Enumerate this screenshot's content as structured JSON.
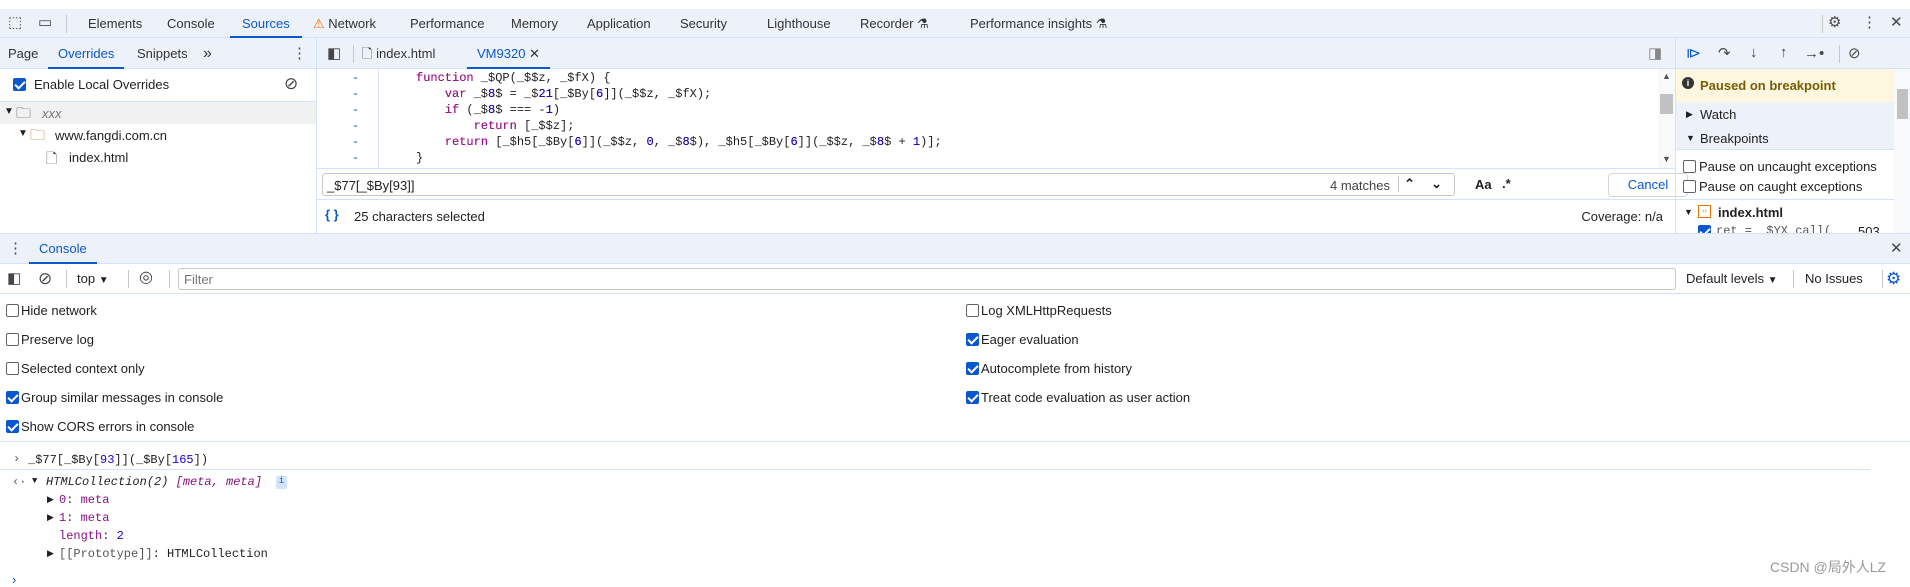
{
  "main_tabs": [
    {
      "label": "Elements"
    },
    {
      "label": "Console"
    },
    {
      "label": "Sources",
      "active": true
    },
    {
      "label": "Network",
      "icon": "warning-icon"
    },
    {
      "label": "Performance"
    },
    {
      "label": "Memory"
    },
    {
      "label": "Application"
    },
    {
      "label": "Security"
    },
    {
      "label": "Lighthouse"
    },
    {
      "label": "Recorder",
      "icon": "flask-icon"
    },
    {
      "label": "Performance insights",
      "icon": "flask-icon"
    }
  ],
  "navigator": {
    "tabs": [
      {
        "label": "Page"
      },
      {
        "label": "Overrides",
        "active": true
      },
      {
        "label": "Snippets"
      },
      {
        "label": "»"
      }
    ],
    "enable_overrides": {
      "label": "Enable Local Overrides",
      "checked": true
    },
    "tree": [
      {
        "label": "xxx"
      },
      {
        "label": "www.fangdi.com.cn"
      },
      {
        "label": "index.html"
      }
    ]
  },
  "editor": {
    "tabs": [
      {
        "label": "index.html"
      },
      {
        "label": "VM9320",
        "active": true
      }
    ],
    "gutter_mark": "-",
    "lines": [
      "function _$QP(_$$z, _$fX) {",
      "    var _$8$ = _$21[_$By[6]](_$$z, _$fX);",
      "    if (_$8$ === -1)",
      "        return [_$$z];",
      "    return [_$h5[_$By[6]](_$$z, 0, _$8$), _$h5[_$By[6]](_$$z, _$8$ + 1)];",
      "}"
    ],
    "search": {
      "value": "_$77[_$By[93]]",
      "matches": "4 matches",
      "case_label": "Aa",
      "regex_label": ".*",
      "cancel": "Cancel"
    },
    "status": {
      "selection": "25 characters selected",
      "coverage": "Coverage: n/a"
    }
  },
  "debugger": {
    "paused": "Paused on breakpoint",
    "watch": "Watch",
    "breakpoints": "Breakpoints",
    "pause_uncaught": {
      "label": "Pause on uncaught exceptions",
      "checked": false
    },
    "pause_caught": {
      "label": "Pause on caught exceptions",
      "checked": false
    },
    "file": "index.html",
    "bp_line": {
      "code": "ret = _$YX_call(",
      "line": "503",
      "checked": true
    }
  },
  "drawer": {
    "tab": "Console"
  },
  "console": {
    "context": "top",
    "filter_placeholder": "Filter",
    "levels": "Default levels",
    "issues": "No Issues",
    "settings_left": [
      {
        "label": "Hide network",
        "checked": false
      },
      {
        "label": "Preserve log",
        "checked": false
      },
      {
        "label": "Selected context only",
        "checked": false
      },
      {
        "label": "Group similar messages in console",
        "checked": true
      },
      {
        "label": "Show CORS errors in console",
        "checked": true
      }
    ],
    "settings_right": [
      {
        "label": "Log XMLHttpRequests",
        "checked": false
      },
      {
        "label": "Eager evaluation",
        "checked": true
      },
      {
        "label": "Autocomplete from history",
        "checked": true
      },
      {
        "label": "Treat code evaluation as user action",
        "checked": true
      }
    ],
    "input": {
      "a": "_$77[_$By[",
      "b": "93",
      "c": "]](_$By[",
      "d": "165",
      "e": "])"
    },
    "result": {
      "head": "HTMLCollection(2) ",
      "items": "[meta, meta]",
      "info": "i",
      "rows": [
        {
          "k": "0",
          "v": "meta"
        },
        {
          "k": "1",
          "v": "meta"
        },
        {
          "k": "length",
          "v": "2"
        },
        {
          "k": "[[Prototype]]",
          "v": "HTMLCollection"
        }
      ]
    }
  },
  "watermark": "CSDN @局外人LZ",
  "colors": {
    "accent": "#0b57d0",
    "keyword": "#aa0d91",
    "number": "#1c00cf",
    "paused_bg": "#fef7e0"
  }
}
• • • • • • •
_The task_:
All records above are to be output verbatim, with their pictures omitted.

_Result_:
Enumerate this screenshot's content as structured JSON.
{
  "main_tabs": [
    {
      "label": "Elements"
    },
    {
      "label": "Console"
    },
    {
      "label": "Sources",
      "active": true
    },
    {
      "label": "Network",
      "icon": "warning-icon"
    },
    {
      "label": "Performance"
    },
    {
      "label": "Memory"
    },
    {
      "label": "Application"
    },
    {
      "label": "Security"
    },
    {
      "label": "Lighthouse"
    },
    {
      "label": "Recorder",
      "icon": "flask-icon"
    },
    {
      "label": "Performance insights",
      "icon": "flask-icon"
    }
  ],
  "navigator": {
    "tabs": [
      {
        "label": "Page"
      },
      {
        "label": "Overrides",
        "active": true
      },
      {
        "label": "Snippets"
      },
      {
        "label": "»"
      }
    ],
    "enable_overrides": {
      "label": "Enable Local Overrides",
      "checked": true
    },
    "tree": [
      {
        "label": "xxx"
      },
      {
        "label": "www.fangdi.com.cn"
      },
      {
        "label": "index.html"
      }
    ]
  },
  "editor": {
    "tabs": [
      {
        "label": "index.html"
      },
      {
        "label": "VM9320",
        "active": true
      }
    ],
    "gutter_mark": "-",
    "lines": [
      "function _$QP(_$$z, _$fX) {",
      "    var _$8$ = _$21[_$By[6]](_$$z, _$fX);",
      "    if (_$8$ === -1)",
      "        return [_$$z];",
      "    return [_$h5[_$By[6]](_$$z, 0, _$8$), _$h5[_$By[6]](_$$z, _$8$ + 1)];",
      "}"
    ],
    "search": {
      "value": "_$77[_$By[93]]",
      "matches": "4 matches",
      "case_label": "Aa",
      "regex_label": ".*",
      "cancel": "Cancel"
    },
    "status": {
      "selection": "25 characters selected",
      "coverage": "Coverage: n/a"
    }
  },
  "debugger": {
    "paused": "Paused on breakpoint",
    "watch": "Watch",
    "breakpoints": "Breakpoints",
    "pause_uncaught": {
      "label": "Pause on uncaught exceptions",
      "checked": false
    },
    "pause_caught": {
      "label": "Pause on caught exceptions",
      "checked": false
    },
    "file": "index.html",
    "bp_line": {
      "code": "ret = _$YX_call(",
      "line": "503",
      "checked": true
    }
  },
  "drawer": {
    "tab": "Console"
  },
  "console": {
    "context": "top",
    "filter_placeholder": "Filter",
    "levels": "Default levels",
    "issues": "No Issues",
    "settings_left": [
      {
        "label": "Hide network",
        "checked": false
      },
      {
        "label": "Preserve log",
        "checked": false
      },
      {
        "label": "Selected context only",
        "checked": false
      },
      {
        "label": "Group similar messages in console",
        "checked": true
      },
      {
        "label": "Show CORS errors in console",
        "checked": true
      }
    ],
    "settings_right": [
      {
        "label": "Log XMLHttpRequests",
        "checked": false
      },
      {
        "label": "Eager evaluation",
        "checked": true
      },
      {
        "label": "Autocomplete from history",
        "checked": true
      },
      {
        "label": "Treat code evaluation as user action",
        "checked": true
      }
    ],
    "input": {
      "a": "_$77[_$By[",
      "b": "93",
      "c": "]](_$By[",
      "d": "165",
      "e": "])"
    },
    "result": {
      "head": "HTMLCollection(2) ",
      "items": "[meta, meta]",
      "info": "i",
      "rows": [
        {
          "k": "0",
          "v": "meta"
        },
        {
          "k": "1",
          "v": "meta"
        },
        {
          "k": "length",
          "v": "2"
        },
        {
          "k": "[[Prototype]]",
          "v": "HTMLCollection"
        }
      ]
    }
  },
  "watermark": "CSDN @局外人LZ",
  "colors": {
    "accent": "#0b57d0",
    "keyword": "#aa0d91",
    "number": "#1c00cf",
    "paused_bg": "#fef7e0"
  }
}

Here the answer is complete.